“I Don’t Have to Show You No Stinking Badges!” can be viewed as a departure, if not an evolutionary step, in both the career of Luis Valdez and the development of American drama by and about ethnic minorities.
Since 1965, when he founded the Teatro Campesino, a California theater group that grew out of the United Farmworkers’ struggle, most of Valdez’s plays can be classified as social protests. His earliest plays were agitprop pieces that championed the economic causes of Chicanos. Such plays bear the tenor of such works as Clifford Odets’s Waiting for Lefty (pr., pb. 1935). He followed these strident pieces with longer works that sought to present a fuller and deeper reality of the Chicano experience in America. In The Shrunken Head of Pancho Villa (pr. 1965, pb. 1967), Valdez depicts the conflict between two brothers, one an assimilationist and the other a pachuco. He attempts the construction of a personal Mexican mythology in Bernabé (pr. 1970, pb. 1976), and in his best-known play, Zoot Suit (pr. 1978, pb. 1992), he renders vital and visible the Chicano subculture. Each of Valdez’s plays stand as part of a larger historical project in which the playwright seeks to force upon the American consciousness an awareness of the Chicano experience and in so doing to write an American history that is more “real.”

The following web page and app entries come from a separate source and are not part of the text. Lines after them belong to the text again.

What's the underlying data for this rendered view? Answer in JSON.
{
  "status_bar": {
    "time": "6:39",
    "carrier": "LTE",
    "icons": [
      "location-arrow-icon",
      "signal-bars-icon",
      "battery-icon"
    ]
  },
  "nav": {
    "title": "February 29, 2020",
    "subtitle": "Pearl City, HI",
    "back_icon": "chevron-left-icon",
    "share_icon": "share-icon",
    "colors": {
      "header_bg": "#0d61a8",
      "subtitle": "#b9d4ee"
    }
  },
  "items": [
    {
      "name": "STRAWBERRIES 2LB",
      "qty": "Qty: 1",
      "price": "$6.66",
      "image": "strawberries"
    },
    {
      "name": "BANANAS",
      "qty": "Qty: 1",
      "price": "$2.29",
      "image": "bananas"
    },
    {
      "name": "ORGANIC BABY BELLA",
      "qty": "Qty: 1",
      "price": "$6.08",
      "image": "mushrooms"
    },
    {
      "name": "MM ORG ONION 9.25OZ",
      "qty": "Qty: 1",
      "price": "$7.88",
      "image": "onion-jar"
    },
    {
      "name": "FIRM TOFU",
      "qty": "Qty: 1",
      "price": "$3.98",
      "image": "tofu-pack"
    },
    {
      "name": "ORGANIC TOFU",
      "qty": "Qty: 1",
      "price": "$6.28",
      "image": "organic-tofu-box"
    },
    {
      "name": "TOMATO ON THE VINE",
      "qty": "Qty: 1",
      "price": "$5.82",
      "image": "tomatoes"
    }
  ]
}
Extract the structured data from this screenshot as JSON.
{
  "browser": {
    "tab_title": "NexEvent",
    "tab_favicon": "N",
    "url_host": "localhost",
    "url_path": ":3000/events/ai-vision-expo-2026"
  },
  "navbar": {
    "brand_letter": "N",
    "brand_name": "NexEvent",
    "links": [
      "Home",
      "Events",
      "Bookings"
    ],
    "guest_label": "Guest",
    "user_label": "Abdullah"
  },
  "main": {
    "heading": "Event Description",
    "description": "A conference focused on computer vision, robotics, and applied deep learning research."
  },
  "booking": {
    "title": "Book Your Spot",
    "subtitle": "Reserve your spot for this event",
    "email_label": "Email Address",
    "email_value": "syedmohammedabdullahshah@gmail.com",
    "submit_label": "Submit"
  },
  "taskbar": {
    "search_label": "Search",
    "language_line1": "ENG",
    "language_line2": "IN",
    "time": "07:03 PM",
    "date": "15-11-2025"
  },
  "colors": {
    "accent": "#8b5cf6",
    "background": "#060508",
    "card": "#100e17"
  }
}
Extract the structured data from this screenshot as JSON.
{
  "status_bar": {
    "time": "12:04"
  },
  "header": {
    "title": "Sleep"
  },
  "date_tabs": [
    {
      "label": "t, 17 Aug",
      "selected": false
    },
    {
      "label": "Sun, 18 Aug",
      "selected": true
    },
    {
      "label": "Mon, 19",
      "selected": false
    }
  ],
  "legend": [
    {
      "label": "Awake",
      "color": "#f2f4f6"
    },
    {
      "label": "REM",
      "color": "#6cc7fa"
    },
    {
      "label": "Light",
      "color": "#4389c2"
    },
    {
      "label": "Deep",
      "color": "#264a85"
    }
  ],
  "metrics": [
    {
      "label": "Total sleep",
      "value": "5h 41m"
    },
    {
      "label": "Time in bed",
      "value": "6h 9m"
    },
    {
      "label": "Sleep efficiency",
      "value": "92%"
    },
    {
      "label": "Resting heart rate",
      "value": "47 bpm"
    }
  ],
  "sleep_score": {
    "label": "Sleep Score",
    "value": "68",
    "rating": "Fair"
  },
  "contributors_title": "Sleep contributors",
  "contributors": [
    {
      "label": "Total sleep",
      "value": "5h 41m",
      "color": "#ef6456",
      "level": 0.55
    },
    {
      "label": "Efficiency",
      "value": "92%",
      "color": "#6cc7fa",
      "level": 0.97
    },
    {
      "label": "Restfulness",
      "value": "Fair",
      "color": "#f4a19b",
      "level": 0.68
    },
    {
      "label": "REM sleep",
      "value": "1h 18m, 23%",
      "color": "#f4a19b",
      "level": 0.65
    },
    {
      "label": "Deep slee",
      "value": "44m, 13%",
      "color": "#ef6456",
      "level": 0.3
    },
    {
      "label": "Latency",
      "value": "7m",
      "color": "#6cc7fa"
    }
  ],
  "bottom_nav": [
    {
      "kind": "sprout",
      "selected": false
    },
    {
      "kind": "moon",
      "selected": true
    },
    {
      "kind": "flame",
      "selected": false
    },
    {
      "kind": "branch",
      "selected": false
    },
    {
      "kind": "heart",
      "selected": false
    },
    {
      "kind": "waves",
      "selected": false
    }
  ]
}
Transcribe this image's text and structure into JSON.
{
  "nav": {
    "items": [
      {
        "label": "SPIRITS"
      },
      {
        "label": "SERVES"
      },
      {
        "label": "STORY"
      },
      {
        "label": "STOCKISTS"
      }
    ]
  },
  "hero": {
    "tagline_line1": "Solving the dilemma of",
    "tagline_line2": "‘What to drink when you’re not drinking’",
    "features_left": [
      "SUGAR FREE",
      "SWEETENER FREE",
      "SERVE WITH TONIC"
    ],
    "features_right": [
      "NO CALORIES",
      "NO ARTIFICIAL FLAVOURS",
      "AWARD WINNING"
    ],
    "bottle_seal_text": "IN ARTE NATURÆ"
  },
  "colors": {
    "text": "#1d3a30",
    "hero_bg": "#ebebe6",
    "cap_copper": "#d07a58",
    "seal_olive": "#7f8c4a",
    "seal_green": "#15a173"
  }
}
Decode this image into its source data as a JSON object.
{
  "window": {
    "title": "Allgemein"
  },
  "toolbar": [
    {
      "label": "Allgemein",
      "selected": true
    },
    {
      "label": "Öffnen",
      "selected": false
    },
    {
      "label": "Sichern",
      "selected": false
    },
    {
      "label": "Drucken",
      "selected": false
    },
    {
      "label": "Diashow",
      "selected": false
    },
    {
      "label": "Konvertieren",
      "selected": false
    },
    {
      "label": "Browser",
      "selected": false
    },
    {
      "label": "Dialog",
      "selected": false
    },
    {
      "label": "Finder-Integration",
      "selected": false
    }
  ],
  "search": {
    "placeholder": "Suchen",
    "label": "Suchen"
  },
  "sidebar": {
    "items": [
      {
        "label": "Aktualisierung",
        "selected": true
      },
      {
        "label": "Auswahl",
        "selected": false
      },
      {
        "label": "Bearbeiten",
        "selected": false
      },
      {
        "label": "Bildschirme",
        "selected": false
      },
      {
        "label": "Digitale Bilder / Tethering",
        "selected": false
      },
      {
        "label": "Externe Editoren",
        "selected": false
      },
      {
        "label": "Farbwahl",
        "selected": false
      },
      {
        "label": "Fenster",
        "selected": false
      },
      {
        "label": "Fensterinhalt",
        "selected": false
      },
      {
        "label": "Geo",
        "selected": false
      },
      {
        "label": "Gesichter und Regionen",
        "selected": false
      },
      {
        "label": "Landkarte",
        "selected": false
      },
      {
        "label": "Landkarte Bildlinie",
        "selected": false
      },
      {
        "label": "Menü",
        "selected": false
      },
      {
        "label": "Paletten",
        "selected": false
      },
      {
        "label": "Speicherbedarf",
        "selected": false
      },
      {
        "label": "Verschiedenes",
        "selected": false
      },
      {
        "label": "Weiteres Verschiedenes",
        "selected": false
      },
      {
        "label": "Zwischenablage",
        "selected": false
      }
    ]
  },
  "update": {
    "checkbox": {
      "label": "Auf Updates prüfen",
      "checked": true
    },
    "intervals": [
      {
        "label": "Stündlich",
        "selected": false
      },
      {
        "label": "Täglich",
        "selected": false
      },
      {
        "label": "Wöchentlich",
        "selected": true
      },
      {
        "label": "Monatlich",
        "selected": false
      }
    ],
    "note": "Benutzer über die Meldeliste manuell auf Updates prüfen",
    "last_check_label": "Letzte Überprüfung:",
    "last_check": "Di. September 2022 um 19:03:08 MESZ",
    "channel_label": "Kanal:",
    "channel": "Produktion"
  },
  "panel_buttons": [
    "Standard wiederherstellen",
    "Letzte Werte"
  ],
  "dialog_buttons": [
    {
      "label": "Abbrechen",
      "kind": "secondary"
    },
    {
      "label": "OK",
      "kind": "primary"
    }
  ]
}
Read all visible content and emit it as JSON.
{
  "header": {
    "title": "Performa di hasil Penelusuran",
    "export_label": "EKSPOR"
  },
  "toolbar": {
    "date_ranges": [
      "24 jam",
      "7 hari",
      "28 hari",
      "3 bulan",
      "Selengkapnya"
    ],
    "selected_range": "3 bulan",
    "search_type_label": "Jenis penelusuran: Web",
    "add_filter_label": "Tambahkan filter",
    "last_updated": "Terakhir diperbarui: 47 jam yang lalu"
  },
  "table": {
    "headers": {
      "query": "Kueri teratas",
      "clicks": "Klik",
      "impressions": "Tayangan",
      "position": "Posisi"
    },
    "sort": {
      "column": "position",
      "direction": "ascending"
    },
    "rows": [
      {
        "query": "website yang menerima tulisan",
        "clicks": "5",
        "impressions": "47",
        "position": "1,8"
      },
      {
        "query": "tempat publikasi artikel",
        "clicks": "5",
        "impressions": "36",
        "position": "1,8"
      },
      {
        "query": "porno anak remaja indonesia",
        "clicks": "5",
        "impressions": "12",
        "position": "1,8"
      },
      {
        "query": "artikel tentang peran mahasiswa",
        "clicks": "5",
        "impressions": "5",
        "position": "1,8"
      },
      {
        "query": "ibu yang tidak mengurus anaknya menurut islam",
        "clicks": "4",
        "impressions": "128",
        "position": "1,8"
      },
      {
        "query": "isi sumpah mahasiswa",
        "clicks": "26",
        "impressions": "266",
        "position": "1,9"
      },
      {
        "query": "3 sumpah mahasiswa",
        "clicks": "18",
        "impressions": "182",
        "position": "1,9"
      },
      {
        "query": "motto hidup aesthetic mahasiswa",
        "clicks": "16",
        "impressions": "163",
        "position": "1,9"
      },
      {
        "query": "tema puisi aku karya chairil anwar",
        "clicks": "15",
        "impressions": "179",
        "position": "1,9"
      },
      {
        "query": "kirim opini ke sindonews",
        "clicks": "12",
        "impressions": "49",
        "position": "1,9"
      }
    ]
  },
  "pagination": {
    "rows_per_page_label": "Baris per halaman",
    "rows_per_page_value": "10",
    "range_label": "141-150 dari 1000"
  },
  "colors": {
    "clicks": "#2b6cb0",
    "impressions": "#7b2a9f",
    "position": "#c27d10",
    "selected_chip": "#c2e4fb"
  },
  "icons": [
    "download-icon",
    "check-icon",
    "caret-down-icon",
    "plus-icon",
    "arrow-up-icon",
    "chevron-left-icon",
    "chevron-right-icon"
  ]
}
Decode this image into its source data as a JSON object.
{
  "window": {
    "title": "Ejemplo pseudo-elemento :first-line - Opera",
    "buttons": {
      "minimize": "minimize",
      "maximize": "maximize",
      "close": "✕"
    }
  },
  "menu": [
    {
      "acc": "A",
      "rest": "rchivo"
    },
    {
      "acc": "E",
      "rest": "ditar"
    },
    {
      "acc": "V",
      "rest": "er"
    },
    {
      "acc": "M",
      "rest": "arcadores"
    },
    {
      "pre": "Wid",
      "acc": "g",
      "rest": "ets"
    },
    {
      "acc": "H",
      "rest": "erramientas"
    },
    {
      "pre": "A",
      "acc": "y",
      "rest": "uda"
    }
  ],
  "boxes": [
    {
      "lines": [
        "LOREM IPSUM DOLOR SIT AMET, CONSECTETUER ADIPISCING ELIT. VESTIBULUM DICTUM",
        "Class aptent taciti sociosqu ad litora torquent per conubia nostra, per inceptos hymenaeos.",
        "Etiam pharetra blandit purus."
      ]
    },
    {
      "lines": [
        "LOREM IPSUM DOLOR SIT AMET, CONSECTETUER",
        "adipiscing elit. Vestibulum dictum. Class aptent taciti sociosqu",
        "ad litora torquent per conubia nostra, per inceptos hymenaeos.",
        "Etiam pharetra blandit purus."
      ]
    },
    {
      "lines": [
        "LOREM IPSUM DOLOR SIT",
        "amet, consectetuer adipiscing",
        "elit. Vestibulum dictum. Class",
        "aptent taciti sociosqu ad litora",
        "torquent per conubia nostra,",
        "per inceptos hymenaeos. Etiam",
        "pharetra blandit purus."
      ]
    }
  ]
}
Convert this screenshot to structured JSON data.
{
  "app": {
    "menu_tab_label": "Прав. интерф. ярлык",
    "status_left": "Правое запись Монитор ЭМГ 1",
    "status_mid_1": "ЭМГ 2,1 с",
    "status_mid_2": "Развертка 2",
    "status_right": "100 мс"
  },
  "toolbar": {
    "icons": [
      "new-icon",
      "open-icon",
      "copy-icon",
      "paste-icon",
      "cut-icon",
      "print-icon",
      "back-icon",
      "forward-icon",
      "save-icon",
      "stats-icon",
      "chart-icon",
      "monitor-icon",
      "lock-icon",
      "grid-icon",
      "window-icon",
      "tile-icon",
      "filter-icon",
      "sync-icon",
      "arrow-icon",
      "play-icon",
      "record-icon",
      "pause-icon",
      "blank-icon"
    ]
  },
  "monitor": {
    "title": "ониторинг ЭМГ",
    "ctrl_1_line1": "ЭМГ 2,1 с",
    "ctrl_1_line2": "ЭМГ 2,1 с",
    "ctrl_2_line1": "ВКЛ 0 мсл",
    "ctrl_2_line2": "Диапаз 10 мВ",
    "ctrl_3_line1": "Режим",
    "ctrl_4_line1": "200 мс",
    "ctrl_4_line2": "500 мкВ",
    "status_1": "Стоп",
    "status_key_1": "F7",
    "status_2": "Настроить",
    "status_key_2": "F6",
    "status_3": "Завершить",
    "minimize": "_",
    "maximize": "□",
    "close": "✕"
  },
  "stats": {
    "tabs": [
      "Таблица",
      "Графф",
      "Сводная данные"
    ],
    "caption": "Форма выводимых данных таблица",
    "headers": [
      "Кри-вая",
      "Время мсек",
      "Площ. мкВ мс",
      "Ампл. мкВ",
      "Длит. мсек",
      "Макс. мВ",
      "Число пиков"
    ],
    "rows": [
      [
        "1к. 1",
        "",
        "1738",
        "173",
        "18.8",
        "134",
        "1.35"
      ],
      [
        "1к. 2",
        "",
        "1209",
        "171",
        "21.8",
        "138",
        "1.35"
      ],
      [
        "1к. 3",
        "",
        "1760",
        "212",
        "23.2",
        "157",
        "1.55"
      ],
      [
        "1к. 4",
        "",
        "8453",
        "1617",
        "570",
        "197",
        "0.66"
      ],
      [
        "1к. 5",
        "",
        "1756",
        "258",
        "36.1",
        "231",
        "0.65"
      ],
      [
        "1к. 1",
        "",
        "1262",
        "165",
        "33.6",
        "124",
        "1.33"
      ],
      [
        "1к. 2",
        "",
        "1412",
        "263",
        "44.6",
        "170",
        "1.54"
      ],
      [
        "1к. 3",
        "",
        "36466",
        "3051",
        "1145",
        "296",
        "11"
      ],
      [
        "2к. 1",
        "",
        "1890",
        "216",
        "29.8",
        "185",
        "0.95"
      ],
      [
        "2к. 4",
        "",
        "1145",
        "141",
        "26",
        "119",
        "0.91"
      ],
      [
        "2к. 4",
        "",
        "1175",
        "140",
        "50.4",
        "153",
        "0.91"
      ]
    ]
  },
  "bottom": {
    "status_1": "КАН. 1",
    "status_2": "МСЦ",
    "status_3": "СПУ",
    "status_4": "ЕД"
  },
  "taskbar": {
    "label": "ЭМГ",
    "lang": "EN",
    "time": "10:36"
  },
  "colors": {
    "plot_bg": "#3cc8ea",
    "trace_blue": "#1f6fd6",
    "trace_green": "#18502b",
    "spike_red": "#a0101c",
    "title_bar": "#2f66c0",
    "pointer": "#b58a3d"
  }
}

“I Don’t Have to Show You No Stinking Badges!” is also an ahistorical work that presents another cause of the historical invisibility and marginality of Chicanos: a televisionized American culture that acts as a maw into which all ethnic identity falls. Members of the Villa family are cut off from their ancestral heritage, and more than this, they have cut themselves off from their past by their tacit acceptance of Hollywood’s images of them. Thus, the play becomes a complement to Valdez’s historical project. Whereas before he sought to inscribe history in his plays, here he has advanced to a causal analysis of why such history has never been written. This play shows that the writing of history is first and foremost a personal responsibility, which the “New Americans” in the Villa family are yet incapable of discharging.